Because you’ve worked with the directors before (when they worked with you in THE MATRIX and various others as stunt coordinators and/or your stunt double), did you learn anything more about them as people or artists once they stepped into the director’s chair for the first time?
Reeves: “Yeah, I don’t know if I learned anything new. [Chad Stahelski] helped trained me. We kind of shared wire-work. Often times, it’s been teacher-student. With this experience, it was not only that, but I was getting to watch not a teacher but a director. It was cool to watch him talk about the film – his hope for the action, his vision for how people should look, and the style of it. And it was cool to see him deal with the responsibility – a physical production.
It was a challenging picture time-wise and with its budget. They had a big ambition for scale and scope. We didn’t have all the money and the days, but [Chad and David Leitch] found a way to tell the story and give it that scale.

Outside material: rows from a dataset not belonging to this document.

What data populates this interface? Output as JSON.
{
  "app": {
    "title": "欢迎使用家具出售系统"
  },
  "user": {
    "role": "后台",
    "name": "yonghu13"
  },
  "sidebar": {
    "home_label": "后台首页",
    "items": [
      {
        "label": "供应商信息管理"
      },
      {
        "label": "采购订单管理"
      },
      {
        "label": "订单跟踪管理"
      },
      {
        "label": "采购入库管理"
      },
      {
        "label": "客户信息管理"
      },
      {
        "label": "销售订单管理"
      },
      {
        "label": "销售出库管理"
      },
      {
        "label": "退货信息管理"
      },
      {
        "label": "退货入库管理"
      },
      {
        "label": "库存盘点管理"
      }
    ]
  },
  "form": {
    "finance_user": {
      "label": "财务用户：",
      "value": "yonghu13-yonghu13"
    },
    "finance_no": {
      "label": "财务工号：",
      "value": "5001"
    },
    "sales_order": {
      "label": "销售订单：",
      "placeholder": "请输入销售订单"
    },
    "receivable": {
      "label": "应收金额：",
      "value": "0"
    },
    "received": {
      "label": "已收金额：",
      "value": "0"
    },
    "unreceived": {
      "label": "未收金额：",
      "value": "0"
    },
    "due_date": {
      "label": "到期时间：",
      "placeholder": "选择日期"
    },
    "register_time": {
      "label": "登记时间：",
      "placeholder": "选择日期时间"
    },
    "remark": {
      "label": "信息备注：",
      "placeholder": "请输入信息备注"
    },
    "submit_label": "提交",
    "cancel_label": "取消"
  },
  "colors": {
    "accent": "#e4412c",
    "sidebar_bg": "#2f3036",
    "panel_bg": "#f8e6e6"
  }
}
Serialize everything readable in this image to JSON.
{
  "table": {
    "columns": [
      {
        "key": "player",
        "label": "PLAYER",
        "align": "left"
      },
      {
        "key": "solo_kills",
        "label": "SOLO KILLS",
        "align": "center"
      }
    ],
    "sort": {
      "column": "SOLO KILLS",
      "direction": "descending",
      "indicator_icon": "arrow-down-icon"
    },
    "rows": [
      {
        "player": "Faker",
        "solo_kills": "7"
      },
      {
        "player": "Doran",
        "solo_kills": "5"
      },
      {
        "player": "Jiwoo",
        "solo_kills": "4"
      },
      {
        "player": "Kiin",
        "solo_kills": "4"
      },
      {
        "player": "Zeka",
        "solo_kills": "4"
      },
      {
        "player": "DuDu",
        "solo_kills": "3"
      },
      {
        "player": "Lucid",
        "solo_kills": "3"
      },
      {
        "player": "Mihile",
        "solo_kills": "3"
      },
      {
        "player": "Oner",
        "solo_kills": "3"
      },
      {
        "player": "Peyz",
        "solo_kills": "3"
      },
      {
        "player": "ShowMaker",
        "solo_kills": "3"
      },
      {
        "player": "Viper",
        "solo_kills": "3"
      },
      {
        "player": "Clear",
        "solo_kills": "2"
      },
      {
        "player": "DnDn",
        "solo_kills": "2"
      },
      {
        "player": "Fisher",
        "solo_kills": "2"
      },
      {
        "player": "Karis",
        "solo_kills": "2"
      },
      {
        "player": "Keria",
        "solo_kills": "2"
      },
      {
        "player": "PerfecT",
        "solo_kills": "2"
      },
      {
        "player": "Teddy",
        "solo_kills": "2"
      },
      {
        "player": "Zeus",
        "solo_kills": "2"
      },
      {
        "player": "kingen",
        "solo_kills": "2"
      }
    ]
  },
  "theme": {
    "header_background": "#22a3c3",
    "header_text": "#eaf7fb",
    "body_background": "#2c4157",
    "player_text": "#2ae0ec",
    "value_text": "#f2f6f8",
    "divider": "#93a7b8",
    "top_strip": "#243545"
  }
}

So I guess it’s the talent, something that I thought he would have as a visionary and director. They had some challenges: ‘OK. We’re going to shoot this in five days.’ Then, the producer would say, ‘No. You’re going to do it in two.’ [Laughs] Then they are like, ‘No. We’re not. We’re going to find a way to shoot it in three.’ This became an interesting thing of how you’re going to maintain your vision when your time is being cut. However, I thought they really succeeded at that. So, it was cool to watch them do that.
And also, I think from my experience directing before with MAN OF THAI CHI, I had a different take on JOHN WICK. I was like, ‘OK, guys. This is what I learned.’ But they also have worked with so many directors in second unit. So they came with a lot of experience.”
JOHN WICK opens in theaters on October 24.